Monday, March 14, 2016

Four Unsolicited Suggestions for the Wounded Warrior Project Board

When it comes to popular charities, I am of the opinion that the general public largely believes they can do no wrong, but once the public feels they have done something wrong it’s almost as if they can do no right.  This is the environment the Wounded Warrior Project (WWP) board finds itself in as it attempts to turn the tide of public opinion after recent controversy surrounding their spending practices.  Their actions began with a change in leadership, but signs point to more changes on the horizon.  With this in mind, I offer the following suggestions for the board to consider.

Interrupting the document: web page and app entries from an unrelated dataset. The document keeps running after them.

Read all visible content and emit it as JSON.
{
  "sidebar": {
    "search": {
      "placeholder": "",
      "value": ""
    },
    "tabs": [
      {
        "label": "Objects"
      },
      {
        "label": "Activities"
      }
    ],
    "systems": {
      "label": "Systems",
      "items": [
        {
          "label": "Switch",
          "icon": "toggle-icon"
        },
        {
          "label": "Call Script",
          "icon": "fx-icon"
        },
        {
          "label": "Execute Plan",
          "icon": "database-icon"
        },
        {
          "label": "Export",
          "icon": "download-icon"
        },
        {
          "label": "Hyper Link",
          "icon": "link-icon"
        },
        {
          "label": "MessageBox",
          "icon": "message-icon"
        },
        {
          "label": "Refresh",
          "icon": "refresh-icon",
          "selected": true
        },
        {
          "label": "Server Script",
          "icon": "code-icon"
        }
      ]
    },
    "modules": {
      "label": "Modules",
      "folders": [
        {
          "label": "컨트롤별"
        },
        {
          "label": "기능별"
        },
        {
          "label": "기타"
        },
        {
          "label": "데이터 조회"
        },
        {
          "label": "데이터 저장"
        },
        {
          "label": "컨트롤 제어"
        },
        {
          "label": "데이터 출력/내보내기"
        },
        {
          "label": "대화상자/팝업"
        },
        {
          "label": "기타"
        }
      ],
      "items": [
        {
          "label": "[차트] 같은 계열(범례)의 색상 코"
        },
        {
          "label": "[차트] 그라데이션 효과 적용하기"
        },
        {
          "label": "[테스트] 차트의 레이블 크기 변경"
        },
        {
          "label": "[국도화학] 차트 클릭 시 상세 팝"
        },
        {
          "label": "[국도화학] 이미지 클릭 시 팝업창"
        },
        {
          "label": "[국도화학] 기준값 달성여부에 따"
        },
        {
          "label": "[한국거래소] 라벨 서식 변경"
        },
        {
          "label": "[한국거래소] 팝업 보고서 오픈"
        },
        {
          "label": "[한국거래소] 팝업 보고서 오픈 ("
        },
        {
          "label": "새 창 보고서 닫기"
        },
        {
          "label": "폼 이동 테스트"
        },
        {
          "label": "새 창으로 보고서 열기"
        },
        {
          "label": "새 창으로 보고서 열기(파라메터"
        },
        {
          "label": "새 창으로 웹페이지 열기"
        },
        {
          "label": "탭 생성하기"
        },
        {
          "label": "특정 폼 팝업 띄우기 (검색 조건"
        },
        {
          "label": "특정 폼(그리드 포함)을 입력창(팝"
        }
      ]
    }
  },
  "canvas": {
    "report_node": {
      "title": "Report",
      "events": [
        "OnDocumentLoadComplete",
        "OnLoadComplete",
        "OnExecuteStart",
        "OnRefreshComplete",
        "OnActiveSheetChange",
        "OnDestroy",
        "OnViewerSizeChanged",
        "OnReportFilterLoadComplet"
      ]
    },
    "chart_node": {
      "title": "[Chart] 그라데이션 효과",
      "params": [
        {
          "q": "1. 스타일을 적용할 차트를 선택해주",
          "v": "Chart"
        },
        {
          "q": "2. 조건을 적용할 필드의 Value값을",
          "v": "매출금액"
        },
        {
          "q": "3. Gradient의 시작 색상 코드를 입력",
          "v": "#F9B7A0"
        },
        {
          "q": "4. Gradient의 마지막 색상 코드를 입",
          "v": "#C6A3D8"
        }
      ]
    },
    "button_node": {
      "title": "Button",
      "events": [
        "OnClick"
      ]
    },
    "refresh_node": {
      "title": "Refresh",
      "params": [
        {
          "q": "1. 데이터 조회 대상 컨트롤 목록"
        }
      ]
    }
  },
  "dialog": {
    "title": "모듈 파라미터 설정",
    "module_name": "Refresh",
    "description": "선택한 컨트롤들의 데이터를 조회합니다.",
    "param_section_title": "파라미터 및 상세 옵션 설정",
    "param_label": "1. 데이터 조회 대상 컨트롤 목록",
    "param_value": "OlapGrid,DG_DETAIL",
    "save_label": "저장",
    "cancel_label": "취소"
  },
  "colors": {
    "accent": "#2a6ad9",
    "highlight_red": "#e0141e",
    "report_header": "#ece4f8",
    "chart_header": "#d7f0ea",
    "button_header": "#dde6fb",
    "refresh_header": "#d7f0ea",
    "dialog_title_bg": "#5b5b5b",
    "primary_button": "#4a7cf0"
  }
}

1. Be clear about spending on advertising, mailing, and promotions
If the board believes the past levels of advertising, mailing, and promotions are consistent with donor intentions, then clearly stating this should help their case.  If they believe the approach runs counter to donor intentions, all the more reason to make it clear that it has been, but will no longer be, the spending approach of the organization.
2. Discuss how much advertising and promotional items are donated
One feature that may placate donors concerned about spending practices is the amount of such spending that has come from corporate or other donors in the form of advertising, promotional items, etc.  It is one thing for donors to believe their donated cash is being used for these purposes; it is an entirely different thing for them to believe that these things are being donated by others and donated cash is actually being employed elsewhere.  As far as I can tell, these expenditures have so far been simply lumped together, leaving the impression that all spending represents donor cash.  A close look at the financials, however, reveals that many of the advertising expenditures represent donated advertising, something that the organization would be wise to explain.
3. Define and enforce a systematic process for approving expenditures
Let's presume that the organization has established processes for approving spending, and sufficient controls are (or will be) in place.  Given the current public skepticism, though, it will be worth the organization’s time to make these processes public and further strengthen them.  While the anecdotes of excess spending on plane tickets, alcohol, and the like have made for big headlines, other spending choices suggest that the concerns go beyond flashy headlines and may cast doubt on the level of controls in place to ensure that spending and grants have a direct connection to the organization’s stated mission.  Efforts to shore up such controls that are communicated to the general public would go a long way to restoring faith that donor dollars are being directed where donors expect them to be.
4. Identify and clearly follow spending priorities
Related to the previous point, the organization’s size presents a double-edged sword.  WWP engages in a wide variety of programs.  The current perception among critics, however, is that many of those programs entail fun events, distributing promotional items, boosting public awareness, etc., while job placement, counseling, and physical support for veterans may now just seem like a small part of programming efforts (whether this perception is fair or not).  To vault the more hands-on efforts to help wounded veterans to the front of public opinion, the board should clearly define which programs are its top priority and ensure that spending is consistent with these priorities.  On more than one occasion, I have had students researching WWP for class projects note they found it odd that the organization’s listing of core values (captured by the acronym FILIS) places fun first and service last.  While this ordering may only reflect the desire for a cute acronym, its runs the risk of communicating much more.  The public needs assurance that fun takes a back seat to service.

Monday, March 7, 2016

Understanding the Disconnect Between The Wounded Warrior Project and Its Critics

As criticism of spending by the Wounded Warrior Project continues, so does a fundamental disconnect between what the organization views as direct spending on its mission and what many critics view as spending that helps veterans.  Though the CEO of the organization has thus far been silent, the Wounded Warrior Project has provided a consistent message in the media and social media, noting that audited financial statements confirm significant spending on veterans.  Refuting CBS claims that only 60% was spent on veterans, the organization has consistently noted "80.6 percent of total expenditures went to provide programs and services for wounded service members, their caregivers, and families."

Why the disconnect? The program expense component of the Wounded Warrior Project financials confirm that 80.6% was indeed spent on "program expenses".  However, this category is much broader than the average donor is likely to realize.  The following provides a breakdown of the expenditures that the Wounded Warrior Project classifies as those that "provide programs and services to wounded service members, their caregivers, and families."


Am I saying that the money should have been spent differently if they wanted to provide the maximum help to veterans?  No, it's not necessarily that simple - after all, if advertising is donated, there are few options of what can be done with it.  What I am saying is that what is revealed about Wounded Warrior Project spending practices in their financial statements is much more complicated than they have thus far been willing to admit.